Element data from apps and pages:
'''

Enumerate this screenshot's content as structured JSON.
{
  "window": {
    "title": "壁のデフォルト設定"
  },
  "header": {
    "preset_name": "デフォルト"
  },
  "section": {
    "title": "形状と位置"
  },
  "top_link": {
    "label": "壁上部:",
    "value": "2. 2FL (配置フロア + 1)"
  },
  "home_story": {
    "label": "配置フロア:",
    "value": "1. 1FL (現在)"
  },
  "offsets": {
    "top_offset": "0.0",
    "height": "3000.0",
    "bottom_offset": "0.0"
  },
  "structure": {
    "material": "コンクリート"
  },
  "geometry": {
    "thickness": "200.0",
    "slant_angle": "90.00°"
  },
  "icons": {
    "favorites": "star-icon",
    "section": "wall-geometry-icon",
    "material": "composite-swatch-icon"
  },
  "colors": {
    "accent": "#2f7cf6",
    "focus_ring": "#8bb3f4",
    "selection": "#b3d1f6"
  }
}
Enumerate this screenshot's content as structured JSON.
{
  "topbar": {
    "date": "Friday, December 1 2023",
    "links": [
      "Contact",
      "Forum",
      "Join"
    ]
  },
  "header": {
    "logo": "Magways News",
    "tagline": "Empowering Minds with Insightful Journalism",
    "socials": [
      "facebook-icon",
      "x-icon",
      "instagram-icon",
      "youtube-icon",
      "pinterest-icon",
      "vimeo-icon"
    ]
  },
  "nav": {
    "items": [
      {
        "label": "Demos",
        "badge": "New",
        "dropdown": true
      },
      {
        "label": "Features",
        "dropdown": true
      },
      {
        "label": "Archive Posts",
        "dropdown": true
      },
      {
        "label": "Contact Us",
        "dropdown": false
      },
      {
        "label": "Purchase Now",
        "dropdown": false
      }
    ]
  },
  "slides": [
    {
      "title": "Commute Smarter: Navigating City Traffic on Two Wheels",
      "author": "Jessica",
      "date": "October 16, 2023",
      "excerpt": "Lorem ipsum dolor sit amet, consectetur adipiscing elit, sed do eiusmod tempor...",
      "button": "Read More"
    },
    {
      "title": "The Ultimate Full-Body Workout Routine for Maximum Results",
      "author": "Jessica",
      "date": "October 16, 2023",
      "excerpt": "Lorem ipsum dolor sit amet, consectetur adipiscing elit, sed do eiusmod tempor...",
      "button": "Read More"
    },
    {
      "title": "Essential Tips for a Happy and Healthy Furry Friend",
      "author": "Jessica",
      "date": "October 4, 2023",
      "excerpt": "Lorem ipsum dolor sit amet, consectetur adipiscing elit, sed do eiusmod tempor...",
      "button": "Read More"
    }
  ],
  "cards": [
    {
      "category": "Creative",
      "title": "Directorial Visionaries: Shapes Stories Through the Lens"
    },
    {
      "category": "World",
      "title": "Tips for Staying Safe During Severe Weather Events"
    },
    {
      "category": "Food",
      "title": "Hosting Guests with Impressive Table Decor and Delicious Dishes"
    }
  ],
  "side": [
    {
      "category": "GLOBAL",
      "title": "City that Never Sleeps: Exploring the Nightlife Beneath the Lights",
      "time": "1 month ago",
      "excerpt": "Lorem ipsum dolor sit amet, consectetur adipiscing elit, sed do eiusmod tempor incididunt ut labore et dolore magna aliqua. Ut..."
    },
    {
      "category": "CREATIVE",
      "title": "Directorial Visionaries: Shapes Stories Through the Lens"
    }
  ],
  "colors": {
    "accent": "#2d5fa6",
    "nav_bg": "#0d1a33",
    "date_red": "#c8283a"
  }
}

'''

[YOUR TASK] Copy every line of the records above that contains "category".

[SOLUTION FOR THIS EXERCISE]
      "category": "Creative",
      "category": "World",
      "category": "Food",
      "category": "GLOBAL",
      "category": "CREATIVE",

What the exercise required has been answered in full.